CAPE MAY POINT - Like a migrating bird returning to its nesting grounds, noted birding guide author David Allen Sibley has returned to the town where he first learned about birdwatching.
Sibley, the author of the Sibley Guide to Birds and whose new book, the Sibley Guide to Trees, was recently published by Knopf, is visiting the Cape this weekend for the annual Bird Show at the Cape May Bird Observatory.
The writer, now based out of Concord, Mass., first came to Cape May Point in the fall of 1980, "when I essentially dropped out of college to go birdwatching full time. I wanted to pursue bird illustrating and bird study as a career."
Sibley made Cape May Point his off-and-on home for the next 19 years, living there from 1993 to 1999.
"The Cape May peninsula is shaped like a giant funnel," Sibley said. "Any big migration south through New Jersey, and birds tend to get concentrated at the tip of the peninsula. They don't like to fly over water."
So great is the variety of birds that end up in Cape May Point, Sibley said, that birders do not even have to try that hard to rack up notches on their life lists.
"You don't even have to go out and look for birds," Sibley said. "Well ... you do. But you can see a tremendous amount of birds just by sitting and having them pass in front of you."
Birding is in Sibley's blood - his father was an ornithologist - and he started keeping a bird list when he was 7 years old. That list is up to about 700 bird species - he thinks.
"I've stopped keeping really close track quite a few years ago," he said. "I know when I see a new bird, but I don't know the exact number of my list anymore. It's so rare that I find a new species."
But why a book about trees?
"I've always been interested in trees and everything natural," Sibley said. "Trees made a lot of sense as my next project. All birdwatchers enjoy knowing the name of things they see. They're so common, and you see them so many times, that being able to identify trees is something people can use every day."
Just as he felt before writing his birdwatching guide, he thought there was "room for improvement" in tree guides he had read.
"The new approaches, the philosophies of identifying birds, that could be applied to trees," he said. "The approach to tree identification in field guides I'd been using was outdated. I wanted to apply modern methods."
Of all the species of birds he has seen, however, which one would he call his favorite?
"Usually, I answer that question by saying the long-eared owl," he said. "It's a species I really got to know in Cape May in the early 1980s. They had an owl (tagging) program, and we would head out to catch owls at night.

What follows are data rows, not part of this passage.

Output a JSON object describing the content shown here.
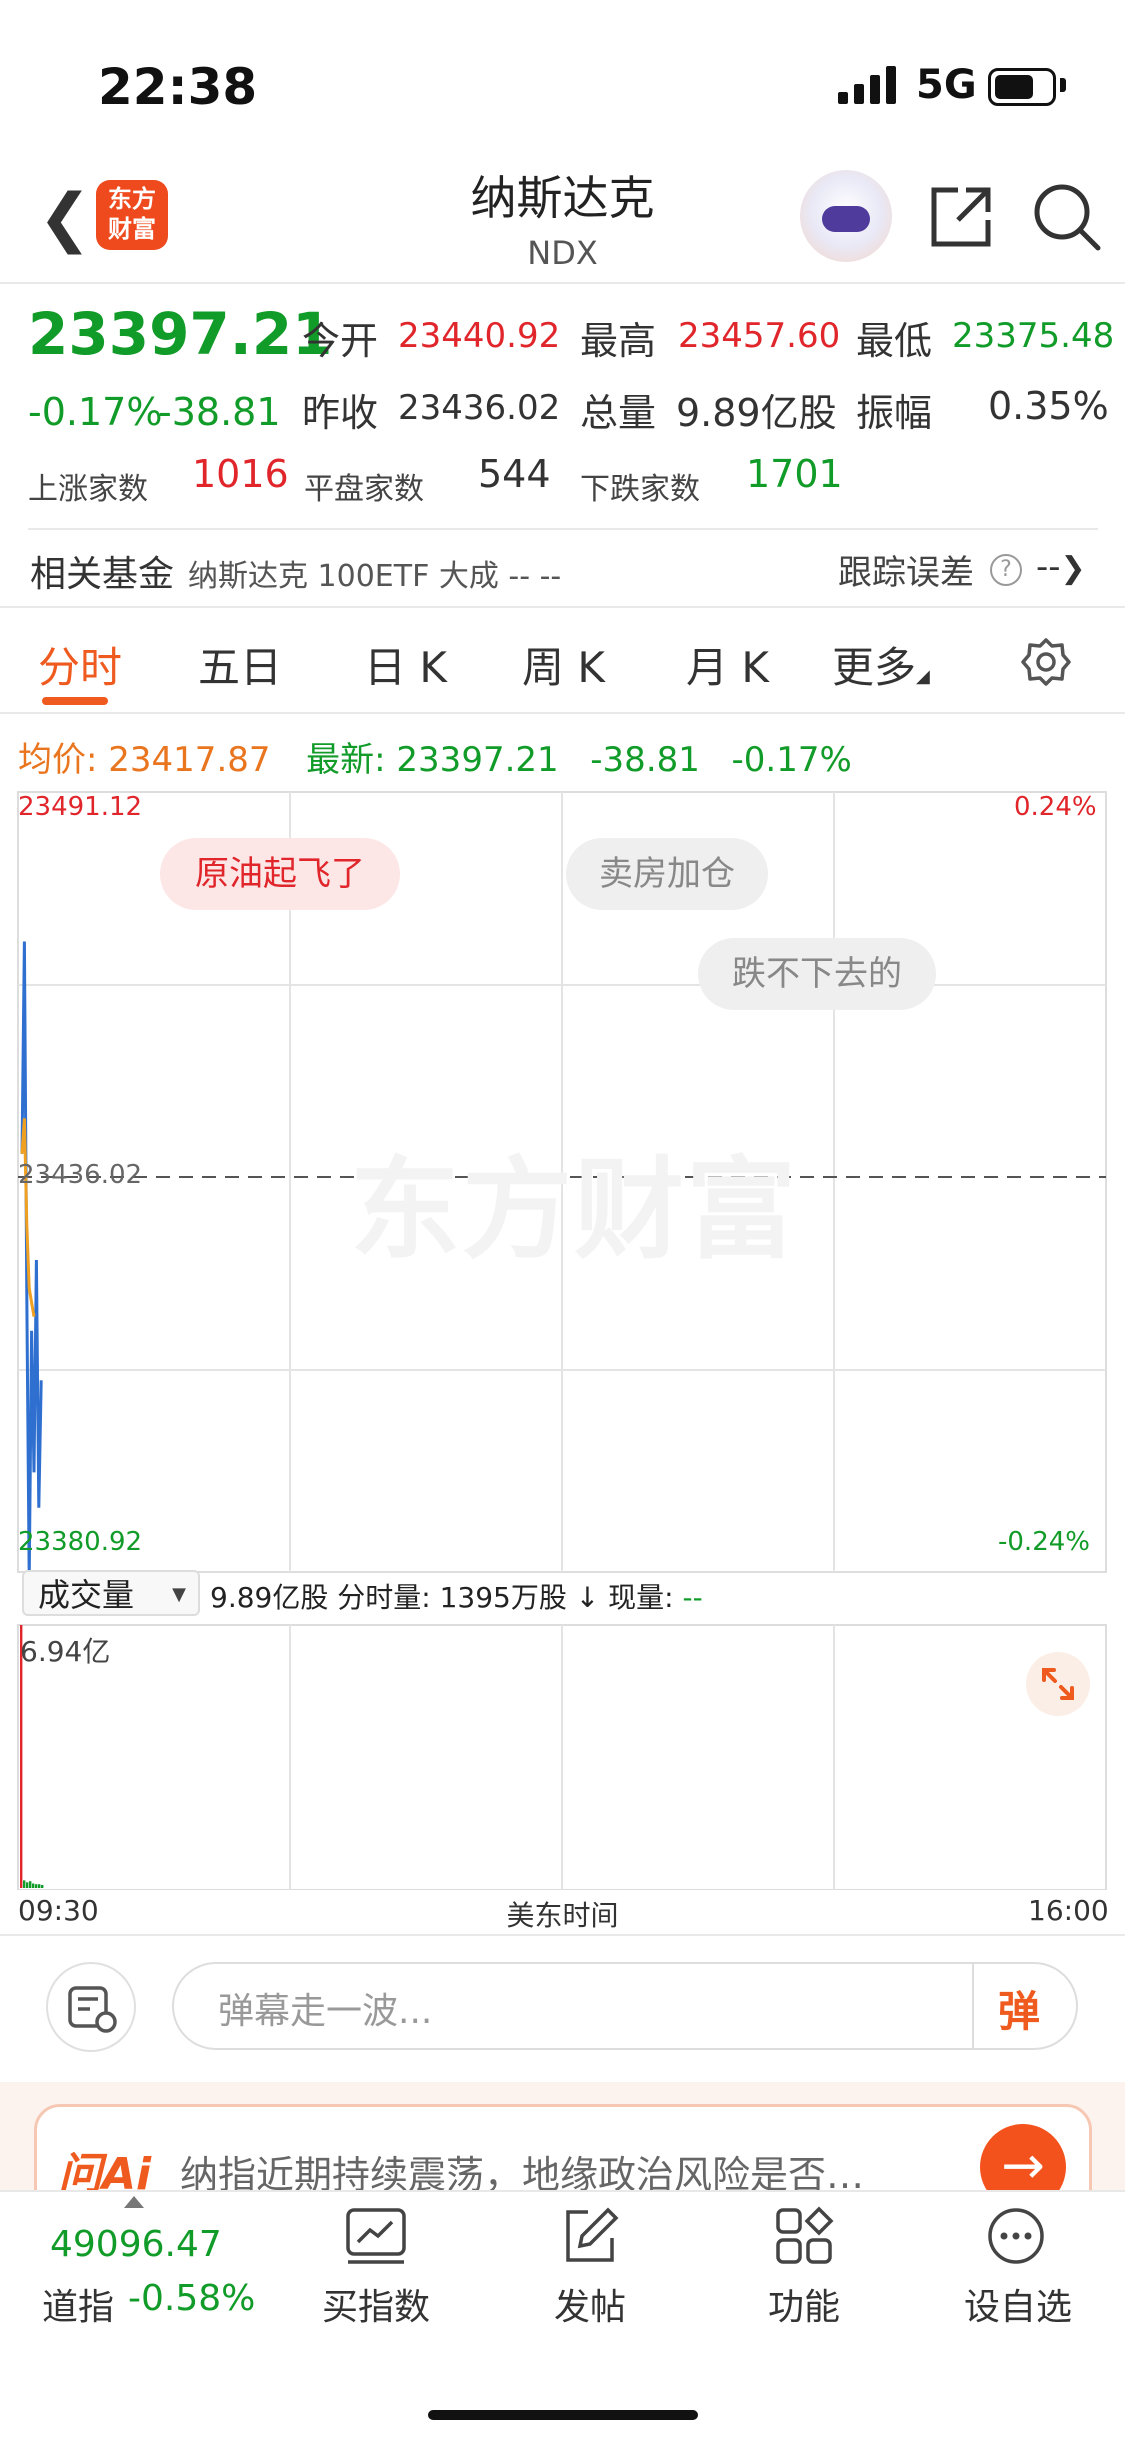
{
  "status_bar": {
    "time": "22:38",
    "network": "5G"
  },
  "header": {
    "logo_line1": "东方",
    "logo_line2": "财富",
    "title": "纳斯达克",
    "subtitle": "NDX"
  },
  "quote": {
    "price": "23397.21",
    "change_pct": "-0.17%",
    "change": "-38.81",
    "open_label": "今开",
    "open": "23440.92",
    "high_label": "最高",
    "high": "23457.60",
    "low_label": "最低",
    "low": "23375.48",
    "prev_close_label": "昨收",
    "prev_close": "23436.02",
    "volume_label": "总量",
    "volume": "9.89亿股",
    "amplitude_label": "振幅",
    "amplitude": "0.35%",
    "up_label": "上涨家数",
    "up": "1016",
    "flat_label": "平盘家数",
    "flat": "544",
    "down_label": "下跌家数",
    "down": "1701"
  },
  "fund": {
    "label": "相关基金",
    "name": "纳斯达克 100ETF 大成 -- --",
    "track_label": "跟踪误差",
    "track_value": "--"
  },
  "tabs": [
    {
      "label": "分时",
      "active": true
    },
    {
      "label": "五日"
    },
    {
      "label": "日 K"
    },
    {
      "label": "周 K"
    },
    {
      "label": "月 K"
    },
    {
      "label": "更多"
    }
  ],
  "info": {
    "avg_label": "均价:",
    "avg": "23417.87",
    "latest_label": "最新:",
    "latest": "23397.21",
    "latest_change": "-38.81",
    "latest_pct": "-0.17%"
  },
  "chart_data": {
    "type": "line",
    "title": "",
    "y_max": "23491.12",
    "y_mid": "23436.02",
    "y_min": "23380.92",
    "pct_max": "0.24%",
    "pct_min": "-0.24%",
    "ylim": [
      23380.92,
      23491.12
    ],
    "baseline": 23436.02,
    "x_start": "09:30",
    "x_mid": "美东时间",
    "x_end": "16:00",
    "watermark": "东方财富",
    "series": [
      {
        "values": [
          23440,
          23470,
          23420,
          23380,
          23415,
          23395,
          23425,
          23390,
          23408
        ]
      },
      {
        "values": [
          23440,
          23445,
          23430,
          23421,
          23419,
          23417
        ]
      }
    ],
    "volume": {
      "max_label": "6.94亿",
      "bars": [
        6.94,
        0.2,
        0.15,
        0.18,
        0.12,
        0.1,
        0.1,
        0.08
      ]
    }
  },
  "danmaku": [
    "原油起飞了",
    "卖房加仓",
    "跌不下去的"
  ],
  "volume_panel": {
    "selector": "成交量",
    "info_total": "9.89亿股",
    "info_fs_label": "分时量:",
    "info_fs": "1395万股",
    "info_arrow": "↓",
    "info_now_label": "现量:",
    "info_now": "--"
  },
  "danmaku_input": {
    "placeholder": "弹幕走一波...",
    "send": "弹"
  },
  "ai_banner": {
    "logo": "问Ai",
    "text": "纳指近期持续震荡，地缘政治风险是否…"
  },
  "bottom_nav": {
    "dow_value": "49096.47",
    "dow_name": "道指",
    "dow_pct": "-0.58%",
    "items": [
      {
        "label": "买指数"
      },
      {
        "label": "发帖"
      },
      {
        "label": "功能"
      },
      {
        "label": "设自选"
      }
    ]
  },
  "colors": {
    "red": "#e0252b",
    "green": "#119b28",
    "accent": "#ef5a1e",
    "line_price": "#2f6fd0",
    "line_avg": "#f0a020"
  }
}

I got to see long-eared owls up close, and I really got to like them."